He won’t know how to interact with other dogs or learn proper body behavior. This can be remedied by having another mother with a litter foster the puppy but this may create stress in the birth mother.

Alternatives include getting the puppy in a training class very early and learning ways to mimic the things littermates teach. In all cases, the human in charge will need to spend more time with a singleton than with puppies born with siblings.

Why would a dog only have one puppy?

There are several different reasons a dog might have only one puppy. Let’s take a look at the most common reasons

Death of Siblings

It is possible that the dam was going to have a larger litter but the rest of the puppies died before birth. In this case, the rest may be stillborn.

The Age Factor

If the female is over five, she is more likely to have smaller litters because her body has become tired. A male sire who is over seven may not have as many sperm as he once had. This means there are fewer to fertilize the eggs.


A female dog doesn’t release all her eggs at once. If she is bred at the very beginning of her cycle or at the very end, it is possible that there weren’t as many eggs to be fertilized. If she only has one breeding session, this can also make it less likely that more than one egg is fertilized. Dogs giving birth in the spring often have larger litters than those giving birth at other times of the year.


Some breeds naturally have smaller litters. The Scottish Terrier is notorious for producing singletons. Smaller breeds are also more likely to have singletons because their litters are naturally smaller anyway.


This isn’t a huge factor but there has been evidence that females who are born as singletons are likely to have at least one solo birth. If a female has had a solo birth, her chances of having a second is also increased. The more inbreeding there is, the greater the chances of a singleton birth there is. 

Health and Nutrition

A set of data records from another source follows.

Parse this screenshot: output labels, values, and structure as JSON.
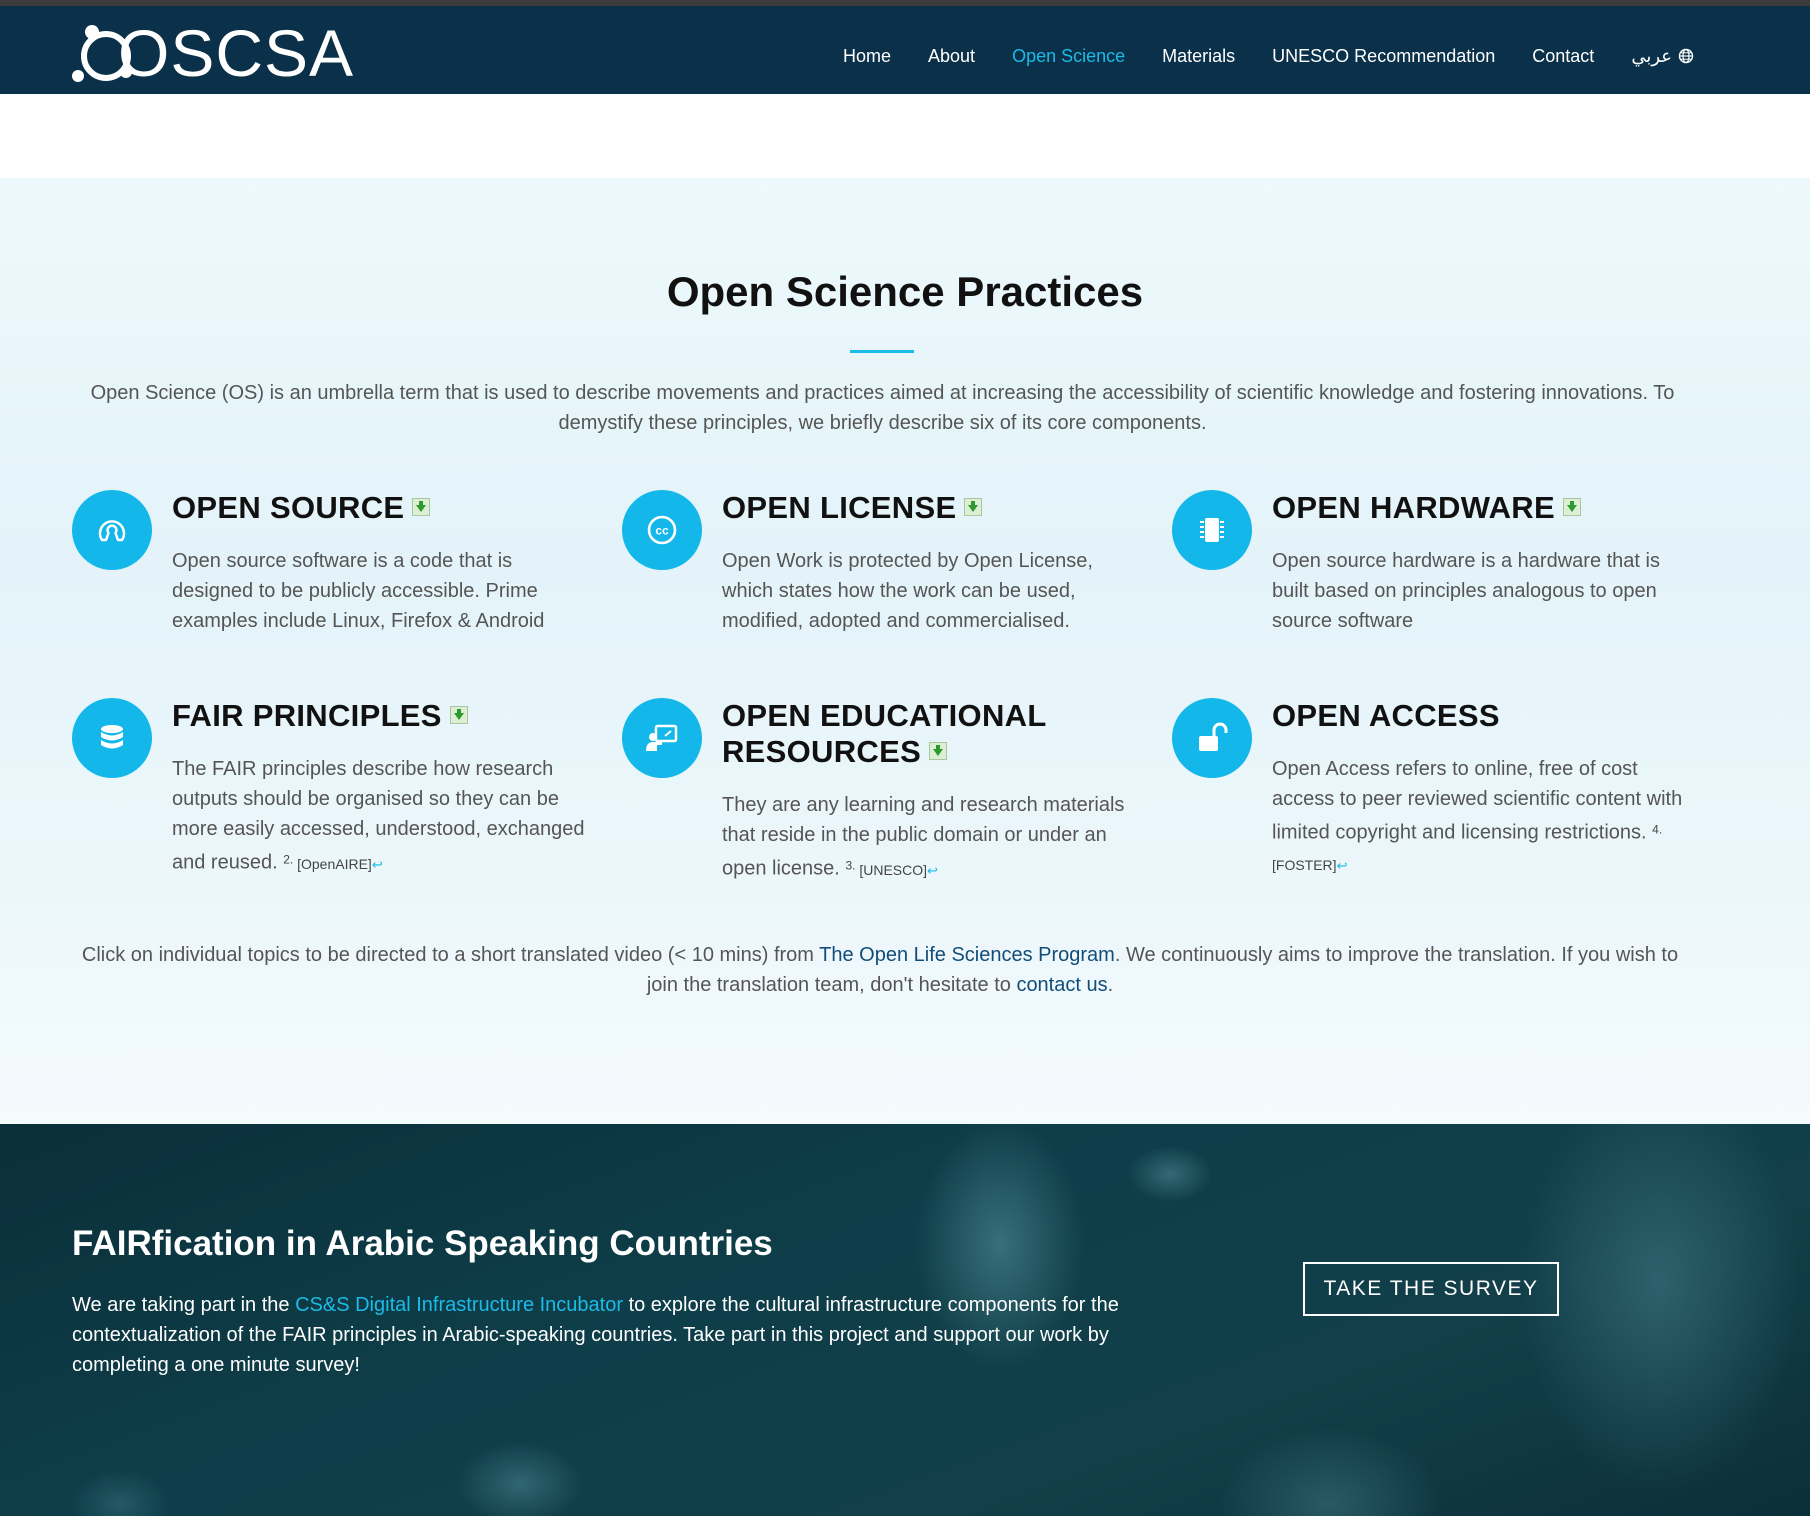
{
  "brand": {
    "name": "OSCSA"
  },
  "nav": {
    "items": [
      {
        "label": "Home",
        "active": false
      },
      {
        "label": "About",
        "active": false
      },
      {
        "label": "Open Science",
        "active": true
      },
      {
        "label": "Materials",
        "active": false
      },
      {
        "label": "UNESCO Recommendation",
        "active": false
      },
      {
        "label": "Contact",
        "active": false
      }
    ],
    "language": {
      "label": "عربي",
      "icon": "globe-icon"
    }
  },
  "practices": {
    "title": "Open Science Practices",
    "intro": "Open Science (OS) is an umbrella term that is used to describe movements and practices aimed at increasing the accessibility of scientific knowledge and fostering innovations. To demystify these principles, we briefly describe six of its core components.",
    "cards": [
      {
        "title": "OPEN SOURCE",
        "icon": "open-source-icon",
        "download": true,
        "text": "Open source software is a code that is designed to be publicly accessible. Prime examples include Linux, Firefox & Android"
      },
      {
        "title": "OPEN LICENSE",
        "icon": "creative-commons-icon",
        "download": true,
        "text": "Open Work is protected by Open License, which states how the work can be used, modified, adopted and commercialised."
      },
      {
        "title": "OPEN HARDWARE",
        "icon": "chip-icon",
        "download": true,
        "text": "Open source hardware is a hardware that is built based on principles analogous to open source software"
      },
      {
        "title": "FAIR PRINCIPLES",
        "icon": "database-icon",
        "download": true,
        "text": "The FAIR principles describe how research outputs should be organised so they can be more easily accessed, understood, exchanged and reused.",
        "ref_num": "2.",
        "ref_label": "[OpenAIRE]",
        "ref_return": "↩"
      },
      {
        "title": "OPEN EDUCATIONAL RESOURCES",
        "icon": "teacher-board-icon",
        "download": true,
        "text": "They are any learning and research materials that reside in the public domain or under an open license.",
        "ref_num": "3.",
        "ref_label": "[UNESCO]",
        "ref_return": "↩"
      },
      {
        "title": "OPEN ACCESS",
        "icon": "unlock-icon",
        "download": false,
        "text": "Open Access refers to online, free of cost access to peer reviewed scientific content with limited copyright and licensing restrictions.",
        "ref_num": "4.",
        "ref_label": "[FOSTER]",
        "ref_return": "↩"
      }
    ],
    "footnote": {
      "before": "Click on individual topics to be directed to a short translated video (< 10 mins) from ",
      "link1": "The Open Life Sciences Program",
      "middle": ". We continuously aims to improve the translation. If you wish to join the translation team, don't hesitate to ",
      "link2": "contact us",
      "after": "."
    }
  },
  "banner": {
    "title": "FAIRfication in Arabic Speaking Countries",
    "text_before": "We are taking part in the ",
    "link": "CS&S Digital Infrastructure Incubator",
    "text_after": " to explore the cultural infrastructure components for the contextualization of the FAIR principles in Arabic-speaking countries. Take part in this project and support our work by completing a one minute survey!",
    "button": "TAKE THE SURVEY"
  },
  "colors": {
    "navbar": "#0a3149",
    "accent": "#1bbbe8",
    "icon_circle": "#14b7e9",
    "link_dark": "#114d78"
  }
}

The relative health of both parents, but especially the mother, is a factor in how many eggs she produces and how many puppies she can carry to birth. If she doesn’t have proper nutrition, it will also make it more difficult to carry several puppies to birth.